▸ **Problem to work on**
Filter the data for "Digital" and copy matching lines.

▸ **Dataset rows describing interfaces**
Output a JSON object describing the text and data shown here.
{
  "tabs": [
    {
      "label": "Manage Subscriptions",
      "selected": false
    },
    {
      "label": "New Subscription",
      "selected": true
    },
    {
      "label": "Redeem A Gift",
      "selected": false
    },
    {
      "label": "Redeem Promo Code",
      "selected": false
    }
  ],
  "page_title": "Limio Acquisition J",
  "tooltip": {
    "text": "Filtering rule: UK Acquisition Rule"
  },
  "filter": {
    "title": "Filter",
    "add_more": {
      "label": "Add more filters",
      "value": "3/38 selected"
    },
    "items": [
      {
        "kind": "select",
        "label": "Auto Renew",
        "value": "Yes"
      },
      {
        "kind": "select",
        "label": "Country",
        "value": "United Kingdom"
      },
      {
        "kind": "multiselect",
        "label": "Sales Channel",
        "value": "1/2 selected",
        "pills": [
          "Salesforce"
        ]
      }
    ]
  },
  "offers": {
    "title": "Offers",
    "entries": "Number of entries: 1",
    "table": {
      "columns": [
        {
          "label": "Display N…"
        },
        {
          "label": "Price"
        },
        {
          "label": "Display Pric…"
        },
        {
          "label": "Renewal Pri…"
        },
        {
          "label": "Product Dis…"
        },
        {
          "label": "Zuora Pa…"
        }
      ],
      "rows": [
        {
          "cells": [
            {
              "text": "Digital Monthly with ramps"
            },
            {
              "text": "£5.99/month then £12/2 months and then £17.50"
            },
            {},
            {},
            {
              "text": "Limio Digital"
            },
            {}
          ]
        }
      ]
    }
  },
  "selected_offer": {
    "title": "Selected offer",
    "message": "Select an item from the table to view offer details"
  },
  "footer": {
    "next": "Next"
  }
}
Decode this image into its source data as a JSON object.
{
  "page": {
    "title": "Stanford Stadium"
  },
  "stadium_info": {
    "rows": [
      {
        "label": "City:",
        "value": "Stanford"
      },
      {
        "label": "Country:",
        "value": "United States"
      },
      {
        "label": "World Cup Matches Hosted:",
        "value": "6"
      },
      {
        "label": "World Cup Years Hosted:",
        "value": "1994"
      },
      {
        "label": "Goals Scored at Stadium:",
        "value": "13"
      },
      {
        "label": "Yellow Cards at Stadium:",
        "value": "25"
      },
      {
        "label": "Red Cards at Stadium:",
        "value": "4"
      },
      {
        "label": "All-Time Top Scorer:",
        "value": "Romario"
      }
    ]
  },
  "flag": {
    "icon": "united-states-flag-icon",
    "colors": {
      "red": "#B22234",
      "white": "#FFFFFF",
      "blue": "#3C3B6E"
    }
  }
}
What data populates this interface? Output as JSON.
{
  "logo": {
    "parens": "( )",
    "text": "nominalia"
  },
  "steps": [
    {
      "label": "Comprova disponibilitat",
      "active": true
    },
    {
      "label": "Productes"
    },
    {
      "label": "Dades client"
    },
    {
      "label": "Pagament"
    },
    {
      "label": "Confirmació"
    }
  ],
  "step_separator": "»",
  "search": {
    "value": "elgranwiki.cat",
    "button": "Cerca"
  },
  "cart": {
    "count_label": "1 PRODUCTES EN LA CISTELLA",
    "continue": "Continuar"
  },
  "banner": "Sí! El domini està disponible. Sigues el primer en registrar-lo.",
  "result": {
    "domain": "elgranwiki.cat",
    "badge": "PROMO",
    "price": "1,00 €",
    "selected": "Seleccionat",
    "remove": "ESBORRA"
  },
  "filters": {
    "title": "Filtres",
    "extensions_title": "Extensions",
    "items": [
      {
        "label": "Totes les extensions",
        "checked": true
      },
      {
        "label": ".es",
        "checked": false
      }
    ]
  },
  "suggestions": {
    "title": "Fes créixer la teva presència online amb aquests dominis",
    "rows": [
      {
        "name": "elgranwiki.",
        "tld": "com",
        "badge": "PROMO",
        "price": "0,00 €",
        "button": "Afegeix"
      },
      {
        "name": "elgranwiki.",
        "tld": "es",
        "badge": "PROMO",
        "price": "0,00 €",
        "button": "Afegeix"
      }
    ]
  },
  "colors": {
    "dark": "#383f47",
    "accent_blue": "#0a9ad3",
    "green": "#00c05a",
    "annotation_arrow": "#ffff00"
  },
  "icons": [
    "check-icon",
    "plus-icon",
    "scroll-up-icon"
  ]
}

▸ **Final answer**
              "text": "Digital Monthly with ramps"
              "text": "Limio Digital"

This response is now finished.